- Task item
All of the records shown below need to be copied with no differences.
(Records supplied)
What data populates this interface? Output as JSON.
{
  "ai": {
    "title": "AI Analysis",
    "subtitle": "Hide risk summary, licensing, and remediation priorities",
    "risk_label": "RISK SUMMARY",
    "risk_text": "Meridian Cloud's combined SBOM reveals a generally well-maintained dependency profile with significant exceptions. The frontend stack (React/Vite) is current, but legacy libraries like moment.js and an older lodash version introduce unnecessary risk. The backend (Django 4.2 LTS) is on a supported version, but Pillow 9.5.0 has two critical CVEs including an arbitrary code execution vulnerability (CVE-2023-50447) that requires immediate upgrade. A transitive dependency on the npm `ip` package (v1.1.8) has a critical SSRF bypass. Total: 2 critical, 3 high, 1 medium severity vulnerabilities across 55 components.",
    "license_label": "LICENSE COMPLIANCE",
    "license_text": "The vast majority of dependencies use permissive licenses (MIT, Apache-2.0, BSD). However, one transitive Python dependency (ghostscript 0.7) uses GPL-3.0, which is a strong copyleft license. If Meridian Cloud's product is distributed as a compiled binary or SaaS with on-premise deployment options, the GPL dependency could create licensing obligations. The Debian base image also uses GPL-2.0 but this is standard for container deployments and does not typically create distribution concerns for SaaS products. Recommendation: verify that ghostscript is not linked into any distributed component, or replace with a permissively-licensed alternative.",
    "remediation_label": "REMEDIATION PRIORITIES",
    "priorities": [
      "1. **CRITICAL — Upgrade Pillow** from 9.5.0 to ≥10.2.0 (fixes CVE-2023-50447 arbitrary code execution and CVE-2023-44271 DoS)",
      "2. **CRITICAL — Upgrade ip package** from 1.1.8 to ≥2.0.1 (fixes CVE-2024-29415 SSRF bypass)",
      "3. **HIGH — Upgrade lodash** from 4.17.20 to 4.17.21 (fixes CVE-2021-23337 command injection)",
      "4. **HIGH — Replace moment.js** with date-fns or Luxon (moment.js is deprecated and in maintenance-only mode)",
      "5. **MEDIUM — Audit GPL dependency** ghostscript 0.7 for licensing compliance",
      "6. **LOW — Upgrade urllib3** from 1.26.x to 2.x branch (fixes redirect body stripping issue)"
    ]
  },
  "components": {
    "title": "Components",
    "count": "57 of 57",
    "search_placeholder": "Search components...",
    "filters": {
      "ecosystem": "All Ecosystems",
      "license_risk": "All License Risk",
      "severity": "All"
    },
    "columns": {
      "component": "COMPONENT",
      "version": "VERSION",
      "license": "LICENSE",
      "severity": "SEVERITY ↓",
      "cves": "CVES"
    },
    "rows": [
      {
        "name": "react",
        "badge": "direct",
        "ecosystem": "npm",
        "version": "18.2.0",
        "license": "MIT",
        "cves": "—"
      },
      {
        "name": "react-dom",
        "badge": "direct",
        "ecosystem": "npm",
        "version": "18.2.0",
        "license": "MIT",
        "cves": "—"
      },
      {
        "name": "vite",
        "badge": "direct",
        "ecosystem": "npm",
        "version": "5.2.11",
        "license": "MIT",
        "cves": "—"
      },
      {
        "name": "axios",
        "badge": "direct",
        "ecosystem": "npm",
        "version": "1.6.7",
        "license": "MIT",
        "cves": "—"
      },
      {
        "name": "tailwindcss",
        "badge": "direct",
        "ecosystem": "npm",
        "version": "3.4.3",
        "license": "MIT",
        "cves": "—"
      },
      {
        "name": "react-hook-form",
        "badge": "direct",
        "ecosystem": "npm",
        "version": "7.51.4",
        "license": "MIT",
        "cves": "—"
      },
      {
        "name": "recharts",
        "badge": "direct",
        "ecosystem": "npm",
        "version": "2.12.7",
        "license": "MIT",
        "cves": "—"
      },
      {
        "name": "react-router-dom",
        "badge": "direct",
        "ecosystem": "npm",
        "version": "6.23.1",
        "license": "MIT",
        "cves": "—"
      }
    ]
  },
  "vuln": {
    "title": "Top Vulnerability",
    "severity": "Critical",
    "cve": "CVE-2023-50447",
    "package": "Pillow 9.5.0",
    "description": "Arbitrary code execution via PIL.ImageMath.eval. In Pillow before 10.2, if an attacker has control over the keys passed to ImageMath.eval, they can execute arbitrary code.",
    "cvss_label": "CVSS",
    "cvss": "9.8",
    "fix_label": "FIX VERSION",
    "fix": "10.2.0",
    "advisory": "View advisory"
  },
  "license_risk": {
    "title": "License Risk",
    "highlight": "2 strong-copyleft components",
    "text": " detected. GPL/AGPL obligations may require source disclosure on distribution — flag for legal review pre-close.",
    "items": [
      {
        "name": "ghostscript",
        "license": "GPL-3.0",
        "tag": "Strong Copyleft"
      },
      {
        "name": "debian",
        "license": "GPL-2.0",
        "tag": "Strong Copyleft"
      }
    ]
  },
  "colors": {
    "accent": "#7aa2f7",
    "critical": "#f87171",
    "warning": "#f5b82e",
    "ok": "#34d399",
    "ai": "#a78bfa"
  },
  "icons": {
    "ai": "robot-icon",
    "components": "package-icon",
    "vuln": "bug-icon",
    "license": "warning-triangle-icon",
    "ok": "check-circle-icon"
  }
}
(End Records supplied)
- Response area
What data populates this interface? Output as JSON.
{
  "ai": {
    "title": "AI Analysis",
    "subtitle": "Hide risk summary, licensing, and remediation priorities",
    "risk_label": "RISK SUMMARY",
    "risk_text": "Meridian Cloud's combined SBOM reveals a generally well-maintained dependency profile with significant exceptions. The frontend stack (React/Vite) is current, but legacy libraries like moment.js and an older lodash version introduce unnecessary risk. The backend (Django 4.2 LTS) is on a supported version, but Pillow 9.5.0 has two critical CVEs including an arbitrary code execution vulnerability (CVE-2023-50447) that requires immediate upgrade. A transitive dependency on the npm `ip` package (v1.1.8) has a critical SSRF bypass. Total: 2 critical, 3 high, 1 medium severity vulnerabilities across 55 components.",
    "license_label": "LICENSE COMPLIANCE",
    "license_text": "The vast majority of dependencies use permissive licenses (MIT, Apache-2.0, BSD). However, one transitive Python dependency (ghostscript 0.7) uses GPL-3.0, which is a strong copyleft license. If Meridian Cloud's product is distributed as a compiled binary or SaaS with on-premise deployment options, the GPL dependency could create licensing obligations. The Debian base image also uses GPL-2.0 but this is standard for container deployments and does not typically create distribution concerns for SaaS products. Recommendation: verify that ghostscript is not linked into any distributed component, or replace with a permissively-licensed alternative.",
    "remediation_label": "REMEDIATION PRIORITIES",
    "priorities": [
      "1. **CRITICAL — Upgrade Pillow** from 9.5.0 to ≥10.2.0 (fixes CVE-2023-50447 arbitrary code execution and CVE-2023-44271 DoS)",
      "2. **CRITICAL — Upgrade ip package** from 1.1.8 to ≥2.0.1 (fixes CVE-2024-29415 SSRF bypass)",
      "3. **HIGH — Upgrade lodash** from 4.17.20 to 4.17.21 (fixes CVE-2021-23337 command injection)",
      "4. **HIGH — Replace moment.js** with date-fns or Luxon (moment.js is deprecated and in maintenance-only mode)",
      "5. **MEDIUM — Audit GPL dependency** ghostscript 0.7 for licensing compliance",
      "6. **LOW — Upgrade urllib3** from 1.26.x to 2.x branch (fixes redirect body stripping issue)"
    ]
  },
  "components": {
    "title": "Components",
    "count": "57 of 57",
    "search_placeholder": "Search components...",
    "filters": {
      "ecosystem": "All Ecosystems",
      "license_risk": "All License Risk",
      "severity": "All"
    },
    "columns": {
      "component": "COMPONENT",
      "version": "VERSION",
      "license": "LICENSE",
      "severity": "SEVERITY ↓",
      "cves": "CVES"
    },
    "rows": [
      {
        "name": "react",
        "badge": "direct",
        "ecosystem": "npm",
        "version": "18.2.0",
        "license": "MIT",
        "cves": "—"
      },
      {
        "name": "react-dom",
        "badge": "direct",
        "ecosystem": "npm",
        "version": "18.2.0",
        "license": "MIT",
        "cves": "—"
      },
      {
        "name": "vite",
        "badge": "direct",
        "ecosystem": "npm",
        "version": "5.2.11",
        "license": "MIT",
        "cves": "—"
      },
      {
        "name": "axios",
        "badge": "direct",
        "ecosystem": "npm",
        "version": "1.6.7",
        "license": "MIT",
        "cves": "—"
      },
      {
        "name": "tailwindcss",
        "badge": "direct",
        "ecosystem": "npm",
        "version": "3.4.3",
        "license": "MIT",
        "cves": "—"
      },
      {
        "name": "react-hook-form",
        "badge": "direct",
        "ecosystem": "npm",
        "version": "7.51.4",
        "license": "MIT",
        "cves": "—"
      },
      {
        "name": "recharts",
        "badge": "direct",
        "ecosystem": "npm",
        "version": "2.12.7",
        "license": "MIT",
        "cves": "—"
      },
      {
        "name": "react-router-dom",
        "badge": "direct",
        "ecosystem": "npm",
        "version": "6.23.1",
        "license": "MIT",
        "cves": "—"
      }
    ]
  },
  "vuln": {
    "title": "Top Vulnerability",
    "severity": "Critical",
    "cve": "CVE-2023-50447",
    "package": "Pillow 9.5.0",
    "description": "Arbitrary code execution via PIL.ImageMath.eval. In Pillow before 10.2, if an attacker has control over the keys passed to ImageMath.eval, they can execute arbitrary code.",
    "cvss_label": "CVSS",
    "cvss": "9.8",
    "fix_label": "FIX VERSION",
    "fix": "10.2.0",
    "advisory": "View advisory"
  },
  "license_risk": {
    "title": "License Risk",
    "highlight": "2 strong-copyleft components",
    "text": " detected. GPL/AGPL obligations may require source disclosure on distribution — flag for legal review pre-close.",
    "items": [
      {
        "name": "ghostscript",
        "license": "GPL-3.0",
        "tag": "Strong Copyleft"
      },
      {
        "name": "debian",
        "license": "GPL-2.0",
        "tag": "Strong Copyleft"
      }
    ]
  },
  "colors": {
    "accent": "#7aa2f7",
    "critical": "#f87171",
    "warning": "#f5b82e",
    "ok": "#34d399",
    "ai": "#a78bfa"
  },
  "icons": {
    "ai": "robot-icon",
    "components": "package-icon",
    "vuln": "bug-icon",
    "license": "warning-triangle-icon",
    "ok": "check-circle-icon"
  }
}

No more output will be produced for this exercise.